PBworks: We’ve written about wikis on this blog already, but a good tool bears repeating! PbWorks is a wiki hosting service that allows you to create a free, basic wiki for educational / non-commercial use. Wikis are great tools for organizing your teaching and professional materials. Instead of collecting items in folders or sub-folders by class or year, you can put up a wiki page with your notes or upload and link to relevant files. A wiki organized topically like this means that if you cover the same topic in multiple courses over a period of years, there’s no need to go hunting for content – it’s all linked together, based on relationships you establish among the files and wiki pages. Likewise, as you gather materials for research or professional projects of your own, a wiki can help you store and organize files, web links, and your own typed notes. While the wiki grows over time, you never need to worry about losing your notes or files, as these are no longer stored on your local machine; you can access your files from home, work, or using your mobile / tablet device. Complete with tagging features, the ability to search the contents of the entire wiki, and privacy controls (including allowing comments and sharing editing rights), wikis have some real advantages over simply storing files or taking notes on your local machine.

If cool tools like this have piqued your interest, you might be interested in the multimedia and teaching tools collected by the Koehler Center team. We’ve broken these tools down into audio, video, collaboration, digital storytelling, graphics, presentations and slidecasts, social networking, mobile and tablet apps, and an exciting grab bag of other web 2.0 tools (maps, calculators, study aids, etc.) that defy neat classification. You’re sure to find something interesting!

Tiny Habits

I recently came across this video interview with the director of Stanford University’s Behavior Design Lab, B.J. Fogg. I think his point about how to form habits is pretty interesting, especially his perspective on motivation and willpower. I also love that he addresses eLearning directly through the lens of goals/outcomes, habits, and behaviors. I think it’s well worth clicking the link and taking nine minutes of your time to watch it.

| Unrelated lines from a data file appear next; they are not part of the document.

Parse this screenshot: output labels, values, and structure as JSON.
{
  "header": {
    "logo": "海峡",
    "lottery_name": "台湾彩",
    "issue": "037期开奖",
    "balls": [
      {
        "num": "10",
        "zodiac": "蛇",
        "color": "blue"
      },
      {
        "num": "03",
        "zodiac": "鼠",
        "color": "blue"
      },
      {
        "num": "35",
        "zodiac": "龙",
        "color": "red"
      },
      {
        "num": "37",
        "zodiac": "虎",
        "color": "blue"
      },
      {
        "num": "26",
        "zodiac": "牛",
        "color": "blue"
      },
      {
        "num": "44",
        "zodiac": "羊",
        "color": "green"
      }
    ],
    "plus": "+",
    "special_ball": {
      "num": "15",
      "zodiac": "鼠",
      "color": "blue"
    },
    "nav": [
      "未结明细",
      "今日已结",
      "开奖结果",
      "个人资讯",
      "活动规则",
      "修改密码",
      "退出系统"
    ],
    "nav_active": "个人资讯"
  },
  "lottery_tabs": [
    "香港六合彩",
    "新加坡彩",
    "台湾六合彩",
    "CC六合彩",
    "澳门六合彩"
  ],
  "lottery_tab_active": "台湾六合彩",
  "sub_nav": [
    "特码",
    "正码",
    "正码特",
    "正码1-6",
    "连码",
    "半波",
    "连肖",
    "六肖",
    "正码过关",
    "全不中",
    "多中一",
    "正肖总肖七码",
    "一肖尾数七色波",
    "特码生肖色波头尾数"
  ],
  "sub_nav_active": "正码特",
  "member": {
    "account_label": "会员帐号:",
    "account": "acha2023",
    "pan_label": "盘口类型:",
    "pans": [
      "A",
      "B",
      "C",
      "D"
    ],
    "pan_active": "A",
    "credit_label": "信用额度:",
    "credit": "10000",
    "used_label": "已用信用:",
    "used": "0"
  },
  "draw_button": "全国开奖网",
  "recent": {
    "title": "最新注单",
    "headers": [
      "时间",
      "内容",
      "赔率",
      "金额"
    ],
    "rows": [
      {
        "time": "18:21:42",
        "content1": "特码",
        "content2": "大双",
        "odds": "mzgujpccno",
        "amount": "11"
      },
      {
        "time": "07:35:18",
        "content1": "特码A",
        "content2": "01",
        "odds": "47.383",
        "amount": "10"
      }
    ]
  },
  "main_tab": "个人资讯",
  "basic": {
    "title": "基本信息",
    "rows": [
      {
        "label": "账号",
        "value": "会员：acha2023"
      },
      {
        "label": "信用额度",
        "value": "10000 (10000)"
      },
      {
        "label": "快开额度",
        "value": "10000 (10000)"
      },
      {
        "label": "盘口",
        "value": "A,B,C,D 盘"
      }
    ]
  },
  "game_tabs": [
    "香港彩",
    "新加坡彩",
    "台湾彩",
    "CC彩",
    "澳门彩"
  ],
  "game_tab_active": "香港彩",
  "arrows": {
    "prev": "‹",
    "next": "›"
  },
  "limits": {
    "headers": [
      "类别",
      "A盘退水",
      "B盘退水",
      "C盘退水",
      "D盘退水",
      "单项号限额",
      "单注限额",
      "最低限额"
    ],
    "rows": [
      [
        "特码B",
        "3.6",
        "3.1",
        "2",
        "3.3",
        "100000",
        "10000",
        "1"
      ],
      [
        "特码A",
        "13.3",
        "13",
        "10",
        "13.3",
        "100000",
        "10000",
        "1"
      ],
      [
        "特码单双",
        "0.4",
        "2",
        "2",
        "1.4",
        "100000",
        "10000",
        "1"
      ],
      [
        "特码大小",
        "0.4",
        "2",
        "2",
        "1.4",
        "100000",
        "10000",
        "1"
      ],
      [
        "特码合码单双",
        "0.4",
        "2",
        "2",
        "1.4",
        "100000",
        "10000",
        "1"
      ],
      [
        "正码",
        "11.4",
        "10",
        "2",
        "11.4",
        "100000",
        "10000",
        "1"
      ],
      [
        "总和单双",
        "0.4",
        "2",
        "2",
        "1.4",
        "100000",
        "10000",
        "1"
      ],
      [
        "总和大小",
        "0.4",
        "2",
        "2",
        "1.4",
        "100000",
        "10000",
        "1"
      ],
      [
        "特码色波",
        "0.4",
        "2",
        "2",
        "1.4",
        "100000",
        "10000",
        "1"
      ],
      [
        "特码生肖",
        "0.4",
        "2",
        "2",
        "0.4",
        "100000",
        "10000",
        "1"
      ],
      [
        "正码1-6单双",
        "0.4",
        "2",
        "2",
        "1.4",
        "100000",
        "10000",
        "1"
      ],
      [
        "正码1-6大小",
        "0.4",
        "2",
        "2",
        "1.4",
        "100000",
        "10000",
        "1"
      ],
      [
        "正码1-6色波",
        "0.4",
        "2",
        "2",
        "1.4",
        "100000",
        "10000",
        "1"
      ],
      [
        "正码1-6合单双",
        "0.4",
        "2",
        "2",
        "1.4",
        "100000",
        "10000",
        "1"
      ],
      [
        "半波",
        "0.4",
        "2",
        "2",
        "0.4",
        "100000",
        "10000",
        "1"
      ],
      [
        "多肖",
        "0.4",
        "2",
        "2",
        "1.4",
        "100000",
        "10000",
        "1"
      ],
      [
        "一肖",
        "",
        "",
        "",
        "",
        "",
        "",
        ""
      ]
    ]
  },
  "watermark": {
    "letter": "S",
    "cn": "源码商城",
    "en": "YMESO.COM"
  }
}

I’m interested in what others think. What would this look like in practice in your course or course shell? Do you think you’d see changes in student behavior? And how would you grow tiny habits into mastering course objectives?